What's going on with Romeo and why are Burberry investors upset?

He became the face of Burberry's Christmas campaign just before they announced a profit fall.

OK, but what's this got to do with Romeo?

Rumour has it the 12-year old made £45,000 for one day's work to film the advert. But Burberry's finance director Carol Fairweather and the Burberry team wouldn’t comment on his pay, and dodged questions from journalists when they reported the first half results.

How bad was it?

Burberry reported an 11 per cent drop in profits to £142m as currency woes hit its first half. Currency took £31m from its profit and £75m from sales.

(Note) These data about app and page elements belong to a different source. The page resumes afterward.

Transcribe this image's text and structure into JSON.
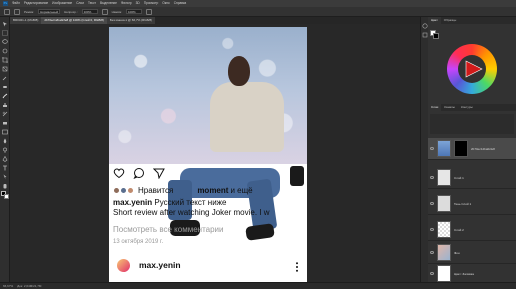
{
  "menubar": {
    "logo": "Ps",
    "items": [
      "Файл",
      "Редактирование",
      "Изображение",
      "Слои",
      "Текст",
      "Выделение",
      "Фильтр",
      "3D",
      "Просмотр",
      "Окно",
      "Справка"
    ]
  },
  "options": {
    "mode_label": "Режим:",
    "mode_value": "Нормальный",
    "opacity_label": "Непрозр.:",
    "opacity_value": "100%",
    "flow_label": "Нажим:",
    "flow_value": "100%"
  },
  "tabs": [
    {
      "label": "BR0321-1 (RGB/8)",
      "active": false
    },
    {
      "label": "2b70ec12ba0cfe8 @ 100% (Слой 0, RGB/8)",
      "active": true
    },
    {
      "label": "Без имени-1 @ 66,7% (RGB/8)",
      "active": false
    }
  ],
  "instagram": {
    "likes_prefix": "Нравится",
    "likes_name": "moment",
    "likes_suffix": "и ещё",
    "caption_user": "max.yenin",
    "caption_text": "Русский текст ниже",
    "caption_line2": "Short review after watching Joker movie. I w",
    "comments": "Посмотреть все комментарии",
    "date": "13 октября 2019 г.",
    "username": "max.yenin",
    "colors": {
      "text": "#111111",
      "muted": "#9a9a9a"
    }
  },
  "panels": {
    "color_tabs": [
      "Цвет",
      "Образцы"
    ],
    "layer_tabs": [
      "Слои",
      "Каналы",
      "Контуры"
    ],
    "layers": [
      {
        "name": "2b70ec12ba0cfe8",
        "selected": true,
        "thumb": "sky"
      },
      {
        "name": "Слой 1",
        "selected": false,
        "thumb": "person"
      },
      {
        "name": "Тень Слой 1",
        "selected": false,
        "thumb": "shadow"
      },
      {
        "name": "Слой 2",
        "selected": false,
        "thumb": "checker"
      },
      {
        "name": "Фон",
        "selected": false,
        "thumb": "bokeh"
      },
      {
        "name": "Цвет: Заливка",
        "selected": false,
        "thumb": "white"
      }
    ]
  },
  "status": {
    "zoom": "66,67%",
    "doc_size": "Док: 2,64M/21,7M"
  },
  "accent": "#31a8ff"
}
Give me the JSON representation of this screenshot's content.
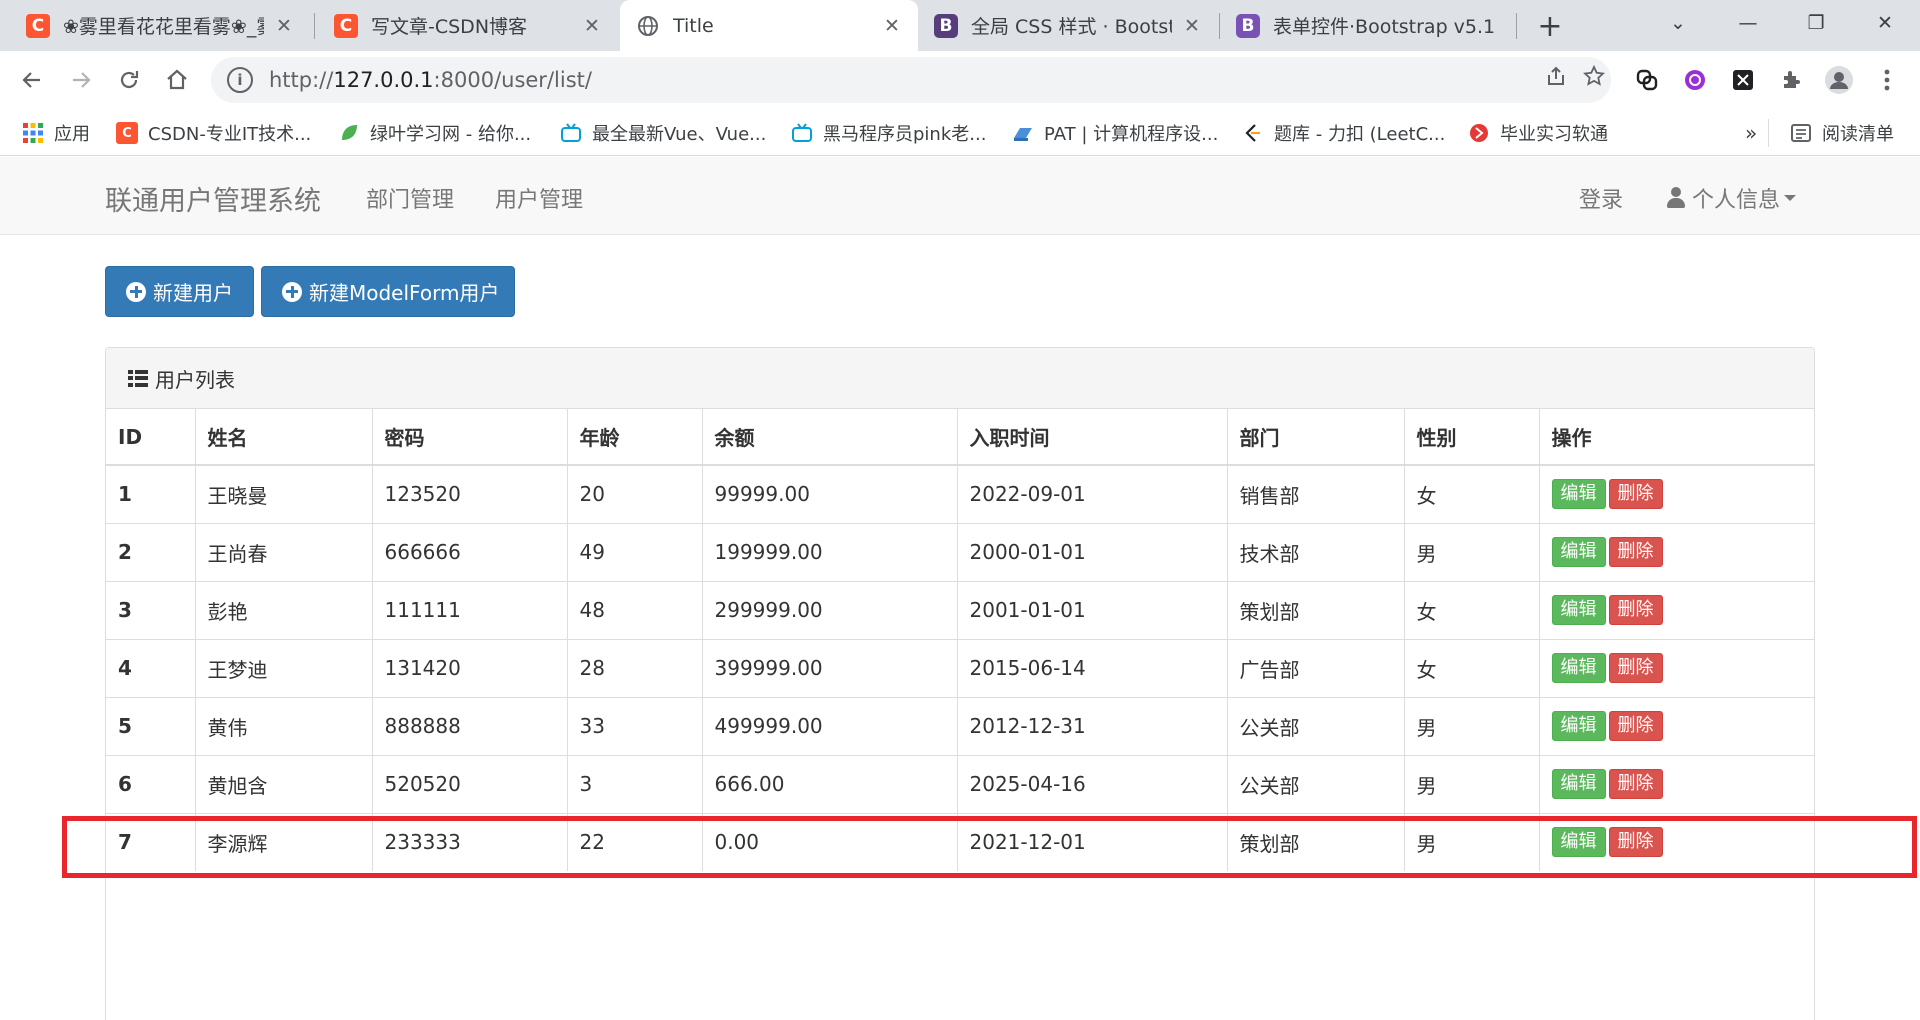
{
  "browser": {
    "tabs": [
      {
        "title": "❀雾里看花花里看雾❀_雾",
        "icon": "csdn-icon",
        "fav": "C",
        "active": false
      },
      {
        "title": "写文章-CSDN博客",
        "icon": "csdn-icon",
        "fav": "C",
        "active": false
      },
      {
        "title": "Title",
        "icon": "globe-icon",
        "fav": "",
        "active": true
      },
      {
        "title": "全局 CSS 样式 · Bootstrap",
        "icon": "bootstrap-icon",
        "fav": "B",
        "active": false
      },
      {
        "title": "表单控件·Bootstrap v5.1",
        "icon": "bootstrap-icon",
        "fav": "B",
        "active": false
      }
    ],
    "tab_close": "✕",
    "new_tab": "+",
    "window_controls": {
      "dropdown": "⌄",
      "minimize": "—",
      "restore": "❐",
      "close": "✕"
    },
    "address": {
      "scheme": "http://",
      "host": "127.0.0.1",
      "rest": ":8000/user/list/"
    },
    "bookmarks": [
      {
        "label": "应用",
        "icon": "apps-grid-icon"
      },
      {
        "label": "CSDN-专业IT技术...",
        "icon": "csdn-icon"
      },
      {
        "label": "绿叶学习网 - 给你...",
        "icon": "leaf-icon"
      },
      {
        "label": "最全最新Vue、Vue...",
        "icon": "bilibili-icon"
      },
      {
        "label": "黑马程序员pink老...",
        "icon": "bilibili-icon"
      },
      {
        "label": "PAT | 计算机程序设...",
        "icon": "pat-icon"
      },
      {
        "label": "题库 - 力扣 (LeetC...",
        "icon": "leetcode-icon"
      },
      {
        "label": "毕业实习软通",
        "icon": "isoftstone-icon"
      }
    ],
    "bookmarks_more": "»",
    "reading_list": "阅读清单"
  },
  "navbar": {
    "brand": "联通用户管理系统",
    "links": [
      "部门管理",
      "用户管理"
    ],
    "login": "登录",
    "profile": "个人信息"
  },
  "actions": {
    "new_user": "新建用户",
    "new_modelform_user": "新建ModelForm用户"
  },
  "panel": {
    "title": "用户列表",
    "columns": [
      "ID",
      "姓名",
      "密码",
      "年龄",
      "余额",
      "入职时间",
      "部门",
      "性别",
      "操作"
    ],
    "edit_label": "编辑",
    "delete_label": "删除",
    "rows": [
      [
        "1",
        "王晓曼",
        "123520",
        "20",
        "99999.00",
        "2022-09-01",
        "销售部",
        "女"
      ],
      [
        "2",
        "王尚春",
        "666666",
        "49",
        "199999.00",
        "2000-01-01",
        "技术部",
        "男"
      ],
      [
        "3",
        "彭艳",
        "111111",
        "48",
        "299999.00",
        "2001-01-01",
        "策划部",
        "女"
      ],
      [
        "4",
        "王梦迪",
        "131420",
        "28",
        "399999.00",
        "2015-06-14",
        "广告部",
        "女"
      ],
      [
        "5",
        "黄伟",
        "888888",
        "33",
        "499999.00",
        "2012-12-31",
        "公关部",
        "男"
      ],
      [
        "6",
        "黄旭含",
        "520520",
        "3",
        "666.00",
        "2025-04-16",
        "公关部",
        "男"
      ],
      [
        "7",
        "李源辉",
        "233333",
        "22",
        "0.00",
        "2021-12-01",
        "策划部",
        "男"
      ]
    ]
  },
  "colors": {
    "primary": "#337ab7",
    "success": "#5cb85c",
    "danger": "#d9534f",
    "highlight": "#e8262c"
  }
}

But currency fluctuations have been a problem for all big companies recently right?

Exactly. The strong pound and euro against other global currencies has really hurt the bottom line of many global businesses.


So what can a company like Burberry do about it?

Well not much and that is why Burberry's chief creative and chief executive Christopher Bailey said the company will “continue to focus on the things we can control.” Plus it expects the currency issue to not continue to impact it in the second half.

So apart from the currency hit have their trench coats and bags been selling well?

Absolutely. Underlying profit – stripping out the currency fluctuations – rose 6 per cent to £152m – in line with the City's expectations and sales jumped 14 per cent to £1.1bn for the half year to the end of September.

Any other good news?

It raised its dividend by 10 per cent and said it will gradually increase its dividend pay-out ratio over the next three years, from 40 per cent to 50 per cent, as a “signal of confidence”.